• Records shown:
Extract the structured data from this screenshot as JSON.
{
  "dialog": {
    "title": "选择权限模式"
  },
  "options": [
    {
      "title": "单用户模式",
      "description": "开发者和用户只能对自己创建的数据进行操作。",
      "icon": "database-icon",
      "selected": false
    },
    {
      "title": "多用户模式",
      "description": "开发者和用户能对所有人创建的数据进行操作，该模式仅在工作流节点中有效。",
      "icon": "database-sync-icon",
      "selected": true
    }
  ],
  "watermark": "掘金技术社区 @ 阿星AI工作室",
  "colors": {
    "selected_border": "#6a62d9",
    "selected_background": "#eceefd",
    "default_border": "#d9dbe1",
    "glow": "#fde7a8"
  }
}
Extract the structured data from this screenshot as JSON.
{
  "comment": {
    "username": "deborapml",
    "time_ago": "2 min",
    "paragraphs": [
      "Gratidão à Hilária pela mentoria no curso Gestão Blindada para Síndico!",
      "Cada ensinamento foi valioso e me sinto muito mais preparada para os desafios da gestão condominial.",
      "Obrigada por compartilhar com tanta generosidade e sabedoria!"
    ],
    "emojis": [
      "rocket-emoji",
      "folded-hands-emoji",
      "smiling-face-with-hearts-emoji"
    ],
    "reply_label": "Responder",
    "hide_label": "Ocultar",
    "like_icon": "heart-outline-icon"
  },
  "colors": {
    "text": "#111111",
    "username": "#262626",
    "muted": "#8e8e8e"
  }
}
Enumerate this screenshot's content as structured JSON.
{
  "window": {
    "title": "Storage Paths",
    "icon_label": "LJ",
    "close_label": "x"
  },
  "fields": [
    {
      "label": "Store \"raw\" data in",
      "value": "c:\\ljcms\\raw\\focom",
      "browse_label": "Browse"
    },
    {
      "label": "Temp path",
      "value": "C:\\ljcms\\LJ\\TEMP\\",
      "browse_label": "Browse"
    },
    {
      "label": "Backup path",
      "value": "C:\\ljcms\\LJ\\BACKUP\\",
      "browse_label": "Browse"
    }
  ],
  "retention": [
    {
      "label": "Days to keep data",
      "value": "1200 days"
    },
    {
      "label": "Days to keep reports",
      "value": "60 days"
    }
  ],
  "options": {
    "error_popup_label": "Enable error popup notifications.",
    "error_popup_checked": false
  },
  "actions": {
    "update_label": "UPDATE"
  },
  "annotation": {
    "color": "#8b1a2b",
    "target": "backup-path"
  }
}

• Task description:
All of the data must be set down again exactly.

• Output for this exercise:
Extract the structured data from this screenshot as JSON.
{
  "dialog": {
    "title": "选择权限模式"
  },
  "options": [
    {
      "title": "单用户模式",
      "description": "开发者和用户只能对自己创建的数据进行操作。",
      "icon": "database-icon",
      "selected": false
    },
    {
      "title": "多用户模式",
      "description": "开发者和用户能对所有人创建的数据进行操作，该模式仅在工作流节点中有效。",
      "icon": "database-sync-icon",
      "selected": true
    }
  ],
  "watermark": "掘金技术社区 @ 阿星AI工作室",
  "colors": {
    "selected_border": "#6a62d9",
    "selected_background": "#eceefd",
    "default_border": "#d9dbe1",
    "glow": "#fde7a8"
  }
}
Extract the structured data from this screenshot as JSON.
{
  "comment": {
    "username": "deborapml",
    "time_ago": "2 min",
    "paragraphs": [
      "Gratidão à Hilária pela mentoria no curso Gestão Blindada para Síndico!",
      "Cada ensinamento foi valioso e me sinto muito mais preparada para os desafios da gestão condominial.",
      "Obrigada por compartilhar com tanta generosidade e sabedoria!"
    ],
    "emojis": [
      "rocket-emoji",
      "folded-hands-emoji",
      "smiling-face-with-hearts-emoji"
    ],
    "reply_label": "Responder",
    "hide_label": "Ocultar",
    "like_icon": "heart-outline-icon"
  },
  "colors": {
    "text": "#111111",
    "username": "#262626",
    "muted": "#8e8e8e"
  }
}
Enumerate this screenshot's content as structured JSON.
{
  "window": {
    "title": "Storage Paths",
    "icon_label": "LJ",
    "close_label": "x"
  },
  "fields": [
    {
      "label": "Store \"raw\" data in",
      "value": "c:\\ljcms\\raw\\focom",
      "browse_label": "Browse"
    },
    {
      "label": "Temp path",
      "value": "C:\\ljcms\\LJ\\TEMP\\",
      "browse_label": "Browse"
    },
    {
      "label": "Backup path",
      "value": "C:\\ljcms\\LJ\\BACKUP\\",
      "browse_label": "Browse"
    }
  ],
  "retention": [
    {
      "label": "Days to keep data",
      "value": "1200 days"
    },
    {
      "label": "Days to keep reports",
      "value": "60 days"
    }
  ],
  "options": {
    "error_popup_label": "Enable error popup notifications.",
    "error_popup_checked": false
  },
  "actions": {
    "update_label": "UPDATE"
  },
  "annotation": {
    "color": "#8b1a2b",
    "target": "backup-path"
  }
}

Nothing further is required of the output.